Mr. Spicer said that was a direct reference to the centerpiece of House Republicans’ proposal to overhaul the tax code. They have been pushing the idea for months, but with little evidence, until Thursday, that Mr. Trump was interested in it.
But by the time Mr. Spicer returned to the White House two hours later, he had already recanted. In another hastily arranged conversation with reporters, he called the proposal “one idea” that might work and said it was not the job of the White House to “roll something out” on tax policy.
“We’ve been asked over and over again: ‘How could you possibly do this? There’s no way that Mexico will pay for it,’ ” Mr. Spicer said. “Here’s one way. Boom. Done. We could go in another direction. We could talk about tariffs. We could talk about other custom user fees. There are a hundred other things.”
The White House and House Republicans have been hashing out their respective tax proposals as they press forward with Mr. Trump’s agenda to revive American manufacturing and increase exports.
The House proposal would replace the current system of corporate taxation with one that more closely resembles the approach taken by many other developed nations. The government would impose a 20 percent tax on corporate income earned in the United States, which would have the effect of taxing imports while exempting exports.
The approach, known as border adjustment, creates the appearance of taxing trade deficits. The goods that the United States imported from Mexico in 2015 were worth about $60 billion more than the goods it exported to Mexico, so federal revenue in the short term would increase by roughly $12 billion.

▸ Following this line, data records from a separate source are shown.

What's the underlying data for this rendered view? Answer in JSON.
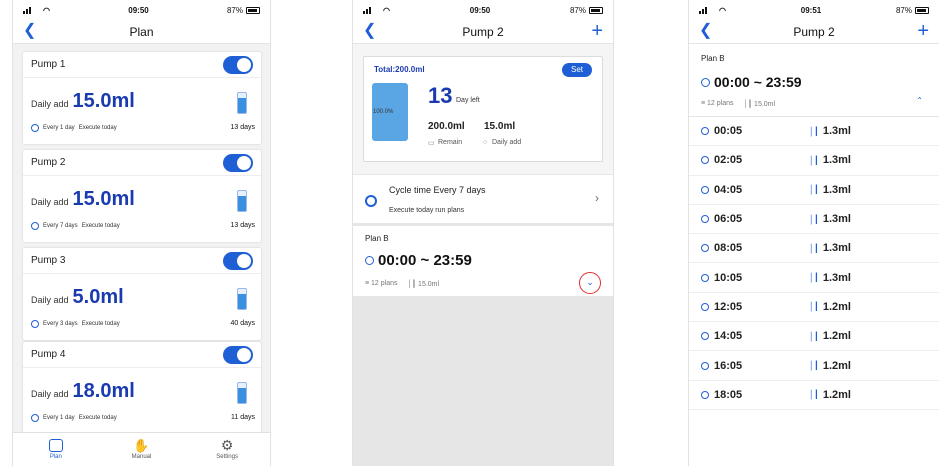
{
  "colors": {
    "accent": "#1f5fd6",
    "value_blue": "#1a3bb0",
    "highlight_red": "#e23030"
  },
  "screen1": {
    "status": {
      "time": "09:50",
      "battery": "87%"
    },
    "nav_title": "Plan",
    "pumps": [
      {
        "name": "Pump 1",
        "daily_label": "Daily add",
        "daily_value": "15.0ml",
        "every": "Every 1 day",
        "execute": "Execute today",
        "days": "13 days",
        "enabled": true
      },
      {
        "name": "Pump 2",
        "daily_label": "Daily add",
        "daily_value": "15.0ml",
        "every": "Every 7 days",
        "execute": "Execute today",
        "days": "13 days",
        "enabled": true
      },
      {
        "name": "Pump 3",
        "daily_label": "Daily add",
        "daily_value": "5.0ml",
        "every": "Every 3 days",
        "execute": "Execute today",
        "days": "40 days",
        "enabled": true
      },
      {
        "name": "Pump 4",
        "daily_label": "Daily add",
        "daily_value": "18.0ml",
        "every": "Every 1 day",
        "execute": "Execute today",
        "days": "11 days",
        "enabled": true
      }
    ],
    "tabs": [
      {
        "label": "Plan",
        "icon": "list-icon",
        "active": true
      },
      {
        "label": "Manual",
        "icon": "hand-icon",
        "active": false
      },
      {
        "label": "Settings",
        "icon": "gear-icon",
        "active": false
      }
    ]
  },
  "screen2": {
    "status": {
      "time": "09:50",
      "battery": "87%"
    },
    "nav_title": "Pump 2",
    "total_label": "Total:200.0ml",
    "set_label": "Set",
    "tank_percent": "100.0%",
    "days_left_num": "13",
    "days_left_label": "Day left",
    "remain_value": "200.0ml",
    "remain_label": "Remain",
    "daily_value": "15.0ml",
    "daily_label": "Daily add",
    "cycle_text": "Cycle time   Every 7 days",
    "cycle_sub": "Execute today run plans",
    "plan_name": "Plan B",
    "plan_time": "00:00 ~ 23:59",
    "plan_count": "12 plans",
    "plan_volume": "15.0ml"
  },
  "screen3": {
    "status": {
      "time": "09:51",
      "battery": "87%"
    },
    "nav_title": "Pump 2",
    "plan_name": "Plan B",
    "plan_time": "00:00 ~ 23:59",
    "plan_count": "12 plans",
    "plan_volume": "15.0ml",
    "rows": [
      {
        "time": "00:05",
        "volume": "1.3ml"
      },
      {
        "time": "02:05",
        "volume": "1.3ml"
      },
      {
        "time": "04:05",
        "volume": "1.3ml"
      },
      {
        "time": "06:05",
        "volume": "1.3ml"
      },
      {
        "time": "08:05",
        "volume": "1.3ml"
      },
      {
        "time": "10:05",
        "volume": "1.3ml"
      },
      {
        "time": "12:05",
        "volume": "1.2ml"
      },
      {
        "time": "14:05",
        "volume": "1.2ml"
      },
      {
        "time": "16:05",
        "volume": "1.2ml"
      },
      {
        "time": "18:05",
        "volume": "1.2ml"
      }
    ]
  }
}
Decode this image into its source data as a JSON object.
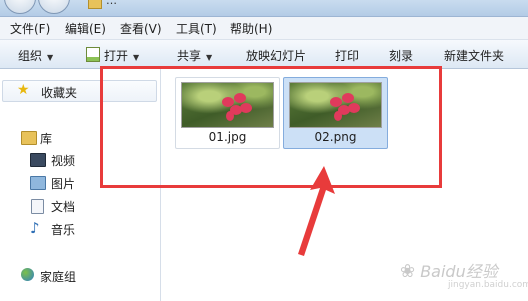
{
  "window": {
    "title": "…",
    "menu": [
      "文件(F)",
      "编辑(E)",
      "查看(V)",
      "工具(T)",
      "帮助(H)"
    ]
  },
  "toolbar": {
    "organize": "组织",
    "open": "打开",
    "share": "共享",
    "slideshow": "放映幻灯片",
    "print": "打印",
    "burn": "刻录",
    "new_folder": "新建文件夹"
  },
  "sidebar": {
    "favorites": "收藏夹",
    "library": "库",
    "items": [
      "视频",
      "图片",
      "文档",
      "音乐"
    ],
    "homegroup": "家庭组"
  },
  "files": [
    {
      "name": "01.jpg",
      "selected": false
    },
    {
      "name": "02.png",
      "selected": true
    }
  ],
  "watermark": {
    "text": "Baidu经验",
    "sub": "jingyan.baidu.com"
  },
  "colors": {
    "annotation": "#e83b3b",
    "selection": "#cce0f6"
  },
  "icons": [
    "star-icon",
    "library-icon",
    "video-icon",
    "picture-icon",
    "document-icon",
    "music-icon",
    "homegroup-icon",
    "open-icon"
  ]
}
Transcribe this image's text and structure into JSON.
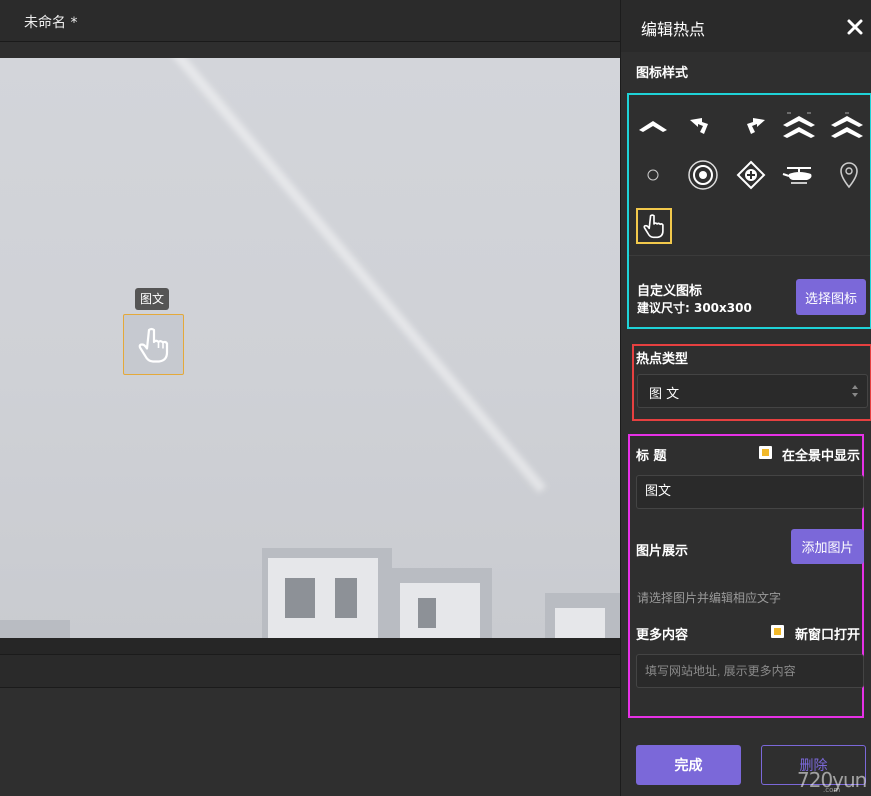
{
  "document": {
    "title": "未命名 *"
  },
  "hotspot": {
    "tooltip": "图文"
  },
  "panel": {
    "title": "编辑热点",
    "icon_style_label": "图标样式",
    "icons": [
      "chevron-up-icon",
      "turn-left-arrow-icon",
      "turn-right-arrow-icon",
      "double-chevron-up-icon",
      "double-chevron-up-alt-icon",
      "small-circle-icon",
      "target-circle-icon",
      "diamond-marker-icon",
      "helicopter-icon",
      "map-pin-icon",
      "pointing-hand-icon"
    ],
    "selected_icon": "pointing-hand-icon",
    "custom_icon_label": "自定义图标",
    "custom_icon_hint": "建议尺寸: 300x300",
    "choose_icon_button": "选择图标",
    "hotspot_type_label": "热点类型",
    "hotspot_type_value": "图 文",
    "title_label": "标 题",
    "show_in_pano_label": "在全景中显示",
    "show_in_pano_checked": true,
    "title_value": "图文",
    "images_label": "图片展示",
    "add_image_button": "添加图片",
    "images_hint": "请选择图片并编辑相应文字",
    "more_content_label": "更多内容",
    "new_window_label": "新窗口打开",
    "new_window_checked": true,
    "url_placeholder": "填写网站地址, 展示更多内容",
    "done_button": "完成",
    "delete_button": "删除"
  },
  "watermark": {
    "text": "720yun",
    "sub": ".com"
  },
  "colors": {
    "accent": "#7b68d9",
    "highlight_cyan": "#1fd3d8",
    "highlight_red": "#e64040",
    "highlight_magenta": "#e631e6",
    "checkbox": "#f2b92a"
  }
}
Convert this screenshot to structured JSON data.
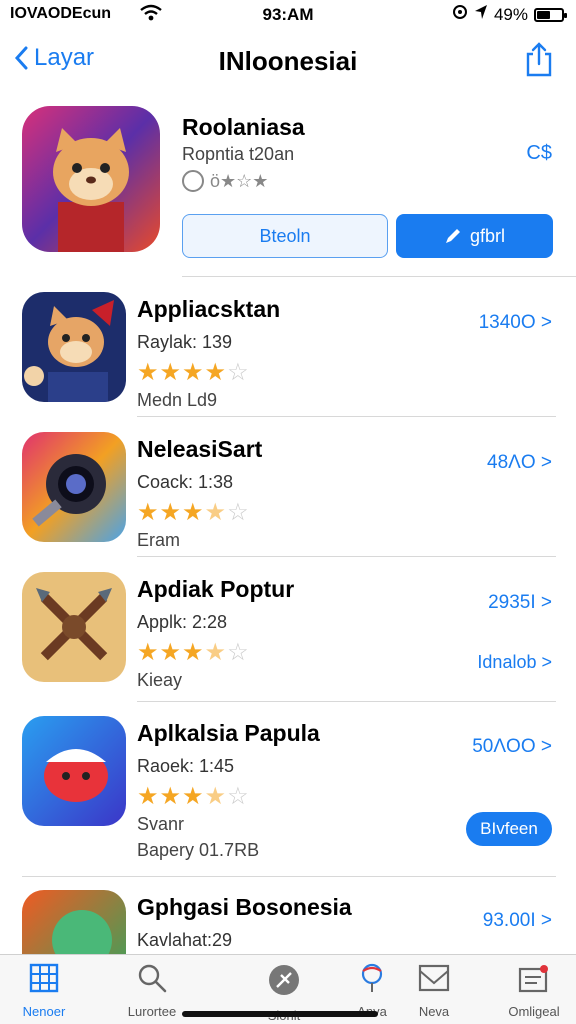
{
  "status": {
    "carrier": "IOVAODEcun",
    "time": "93:AM",
    "battery": "49%",
    "battery_level": 0.49
  },
  "nav": {
    "back_label": "Layar",
    "title": "INloonesiai"
  },
  "featured": {
    "title": "Roolaniasa",
    "subtitle": "Ropntia t20an",
    "price": "C$",
    "rating_text": "ö★☆★",
    "btn_left": "Bteoln",
    "btn_right": "gfbrl"
  },
  "apps": [
    {
      "title": "Appliacsktan",
      "line2": "Raylak: 139",
      "line3": "Medn Ld9",
      "price": "1340O >",
      "rating": 4
    },
    {
      "title": "NeleasiSart",
      "line2": "Coack: 1:38",
      "line3": "Eram",
      "price": "48ΛO >",
      "rating": 3.5
    },
    {
      "title": "Apdiak Poptur",
      "line2": "Applk: 2:28",
      "line3": "Kieay",
      "price": "2935I >",
      "link2": "Idnalob >",
      "rating": 3.5
    },
    {
      "title": "Aplkalsia Papula",
      "line2": "Raoek: 1:45",
      "line3": "Svanr",
      "line4": "Bapery 01.7RB",
      "price": "50ΛOO >",
      "pill": "BIvfeen",
      "rating": 3.5
    },
    {
      "title": "Gphgasi Bosonesia",
      "line2": "Kavlahat:29",
      "price": "93.00I >"
    }
  ],
  "tabs": [
    {
      "label": "Nenoer"
    },
    {
      "label": "Lurortee"
    },
    {
      "label": "Sionit"
    },
    {
      "label": "Anva"
    },
    {
      "label": "Neva"
    },
    {
      "label": "Omligeal"
    }
  ],
  "colors": {
    "accent": "#1a7cf0",
    "star": "#f5a623"
  }
}
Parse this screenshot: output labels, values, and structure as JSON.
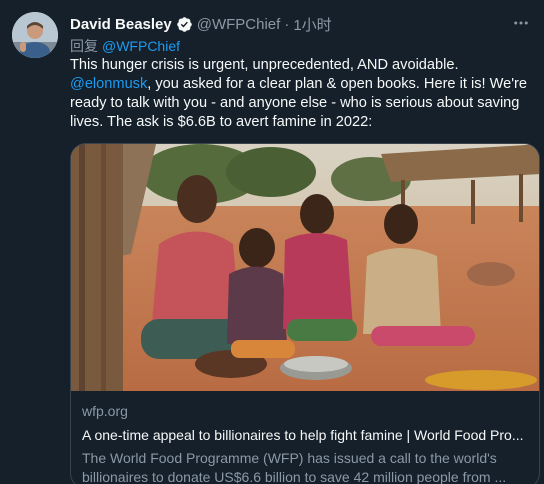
{
  "author": {
    "display_name": "David Beasley",
    "handle": "@WFPChief",
    "separator": "·",
    "timestamp": "1小时",
    "verified_icon": "verified-badge-icon",
    "more_icon": "more-options-icon"
  },
  "reply": {
    "prefix": "回复",
    "mention": "@WFPChief"
  },
  "tweet": {
    "text_part1": "This hunger crisis is urgent, unprecedented, AND avoidable. ",
    "mention": "@elonmusk",
    "text_part2": ", you asked for a clear plan & open books. Here it is! We're ready to talk with you - and anyone else - who is serious about saving lives. The ask is $6.6B to avert famine in 2022:"
  },
  "link_card": {
    "domain": "wfp.org",
    "title": "A one-time appeal to billionaires to help fight famine | World Food Pro...",
    "description": "The World Food Programme (WFP) has issued a call to the world's billionaires to donate US$6.6 billion to save 42 million people from ..."
  },
  "colors": {
    "background": "#15202b",
    "text": "#f7f9f9",
    "secondary": "#8b98a5",
    "link": "#1d9bf0",
    "border": "#38444d"
  }
}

But the House plan would offset that revenue by reducing the 35 percent corporate income tax rate, and would thus generate no new federal revenue over all. It was unclear how that fit with Mr. Spicer’s repeated contention Thursday afternoon that revenue from the tax adjustment would help finance construction of the border wall.
By siphoning off that revenue, Mr. Trump would make it impossible to reduce the tax rate as far as Republicans wish. He is pressing for a 15 percent corporate tax rate.
Moreover, the tax would not be paid by Mexico. It would be paid by companies selling Mexican goods in the United States. Some might raise prices, imposing the cost on consumers, while others might be forced by competitive pressures to absorb the tax, reducing their profits. Many economists also doubt that the change would end up penalizing imports or encouraging exports. They predict that the value of the dollar would rise, offsetting those effects.
Nonetheless, many businesses in industries such as retail and energy, which rely heavily on imports, were in a panic.
Representative Kevin Brady, the Texas Republican who wrote the plan, told Fox News on Thursday afternoon that he was pleased that Mr. Trump appeared to be on board with it after his appearance in Philadelphia.
“What I heard today from this president was that in tax reform, that they would level the playing field for imports around the world and level it with the U.S. products here in America at the exact same rate,” Mr. Brady said.